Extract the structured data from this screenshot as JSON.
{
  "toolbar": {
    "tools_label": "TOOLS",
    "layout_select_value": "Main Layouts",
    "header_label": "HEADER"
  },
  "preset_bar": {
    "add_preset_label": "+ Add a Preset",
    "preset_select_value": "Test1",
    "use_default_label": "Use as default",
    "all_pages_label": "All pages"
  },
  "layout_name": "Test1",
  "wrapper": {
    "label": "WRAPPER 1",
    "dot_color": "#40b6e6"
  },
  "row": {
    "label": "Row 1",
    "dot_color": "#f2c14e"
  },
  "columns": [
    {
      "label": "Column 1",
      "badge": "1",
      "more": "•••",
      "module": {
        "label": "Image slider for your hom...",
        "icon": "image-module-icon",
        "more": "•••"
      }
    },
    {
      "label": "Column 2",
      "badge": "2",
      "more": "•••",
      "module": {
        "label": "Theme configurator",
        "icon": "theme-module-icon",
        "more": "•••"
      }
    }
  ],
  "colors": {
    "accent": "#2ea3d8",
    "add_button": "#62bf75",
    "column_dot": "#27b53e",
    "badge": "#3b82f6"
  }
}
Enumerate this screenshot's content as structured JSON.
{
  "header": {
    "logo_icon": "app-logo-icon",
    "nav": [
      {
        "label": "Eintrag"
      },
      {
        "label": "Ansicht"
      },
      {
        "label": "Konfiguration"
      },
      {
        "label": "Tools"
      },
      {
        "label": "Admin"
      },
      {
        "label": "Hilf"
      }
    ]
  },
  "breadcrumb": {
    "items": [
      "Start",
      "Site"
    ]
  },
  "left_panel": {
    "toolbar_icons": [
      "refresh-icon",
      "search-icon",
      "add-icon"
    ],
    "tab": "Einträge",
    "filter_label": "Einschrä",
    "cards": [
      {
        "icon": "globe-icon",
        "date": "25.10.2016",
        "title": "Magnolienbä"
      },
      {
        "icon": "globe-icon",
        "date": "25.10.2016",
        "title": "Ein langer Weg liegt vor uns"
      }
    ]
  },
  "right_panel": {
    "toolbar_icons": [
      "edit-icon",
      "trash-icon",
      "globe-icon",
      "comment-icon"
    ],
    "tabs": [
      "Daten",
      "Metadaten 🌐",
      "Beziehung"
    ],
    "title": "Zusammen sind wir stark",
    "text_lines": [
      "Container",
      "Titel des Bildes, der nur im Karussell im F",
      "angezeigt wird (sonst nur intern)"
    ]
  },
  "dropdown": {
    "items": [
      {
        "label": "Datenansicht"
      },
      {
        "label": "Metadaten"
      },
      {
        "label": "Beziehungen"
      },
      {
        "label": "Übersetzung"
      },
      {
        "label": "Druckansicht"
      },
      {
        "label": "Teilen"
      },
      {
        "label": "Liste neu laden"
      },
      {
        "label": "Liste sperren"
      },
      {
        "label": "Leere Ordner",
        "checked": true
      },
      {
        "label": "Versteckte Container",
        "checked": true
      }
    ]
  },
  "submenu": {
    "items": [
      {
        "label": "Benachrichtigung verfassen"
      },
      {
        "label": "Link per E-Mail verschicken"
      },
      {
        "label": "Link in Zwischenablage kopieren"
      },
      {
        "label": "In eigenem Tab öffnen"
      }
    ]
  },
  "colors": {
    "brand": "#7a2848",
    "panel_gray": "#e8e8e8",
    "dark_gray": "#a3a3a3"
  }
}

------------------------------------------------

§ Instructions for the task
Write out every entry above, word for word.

§ Result for this task
Extract the structured data from this screenshot as JSON.
{
  "toolbar": {
    "tools_label": "TOOLS",
    "layout_select_value": "Main Layouts",
    "header_label": "HEADER"
  },
  "preset_bar": {
    "add_preset_label": "+ Add a Preset",
    "preset_select_value": "Test1",
    "use_default_label": "Use as default",
    "all_pages_label": "All pages"
  },
  "layout_name": "Test1",
  "wrapper": {
    "label": "WRAPPER 1",
    "dot_color": "#40b6e6"
  },
  "row": {
    "label": "Row 1",
    "dot_color": "#f2c14e"
  },
  "columns": [
    {
      "label": "Column 1",
      "badge": "1",
      "more": "•••",
      "module": {
        "label": "Image slider for your hom...",
        "icon": "image-module-icon",
        "more": "•••"
      }
    },
    {
      "label": "Column 2",
      "badge": "2",
      "more": "•••",
      "module": {
        "label": "Theme configurator",
        "icon": "theme-module-icon",
        "more": "•••"
      }
    }
  ],
  "colors": {
    "accent": "#2ea3d8",
    "add_button": "#62bf75",
    "column_dot": "#27b53e",
    "badge": "#3b82f6"
  }
}
Enumerate this screenshot's content as structured JSON.
{
  "header": {
    "logo_icon": "app-logo-icon",
    "nav": [
      {
        "label": "Eintrag"
      },
      {
        "label": "Ansicht"
      },
      {
        "label": "Konfiguration"
      },
      {
        "label": "Tools"
      },
      {
        "label": "Admin"
      },
      {
        "label": "Hilf"
      }
    ]
  },
  "breadcrumb": {
    "items": [
      "Start",
      "Site"
    ]
  },
  "left_panel": {
    "toolbar_icons": [
      "refresh-icon",
      "search-icon",
      "add-icon"
    ],
    "tab": "Einträge",
    "filter_label": "Einschrä",
    "cards": [
      {
        "icon": "globe-icon",
        "date": "25.10.2016",
        "title": "Magnolienbä"
      },
      {
        "icon": "globe-icon",
        "date": "25.10.2016",
        "title": "Ein langer Weg liegt vor uns"
      }
    ]
  },
  "right_panel": {
    "toolbar_icons": [
      "edit-icon",
      "trash-icon",
      "globe-icon",
      "comment-icon"
    ],
    "tabs": [
      "Daten",
      "Metadaten 🌐",
      "Beziehung"
    ],
    "title": "Zusammen sind wir stark",
    "text_lines": [
      "Container",
      "Titel des Bildes, der nur im Karussell im F",
      "angezeigt wird (sonst nur intern)"
    ]
  },
  "dropdown": {
    "items": [
      {
        "label": "Datenansicht"
      },
      {
        "label": "Metadaten"
      },
      {
        "label": "Beziehungen"
      },
      {
        "label": "Übersetzung"
      },
      {
        "label": "Druckansicht"
      },
      {
        "label": "Teilen"
      },
      {
        "label": "Liste neu laden"
      },
      {
        "label": "Liste sperren"
      },
      {
        "label": "Leere Ordner",
        "checked": true
      },
      {
        "label": "Versteckte Container",
        "checked": true
      }
    ]
  },
  "submenu": {
    "items": [
      {
        "label": "Benachrichtigung verfassen"
      },
      {
        "label": "Link per E-Mail verschicken"
      },
      {
        "label": "Link in Zwischenablage kopieren"
      },
      {
        "label": "In eigenem Tab öffnen"
      }
    ]
  },
  "colors": {
    "brand": "#7a2848",
    "panel_gray": "#e8e8e8",
    "dark_gray": "#a3a3a3"
  }
}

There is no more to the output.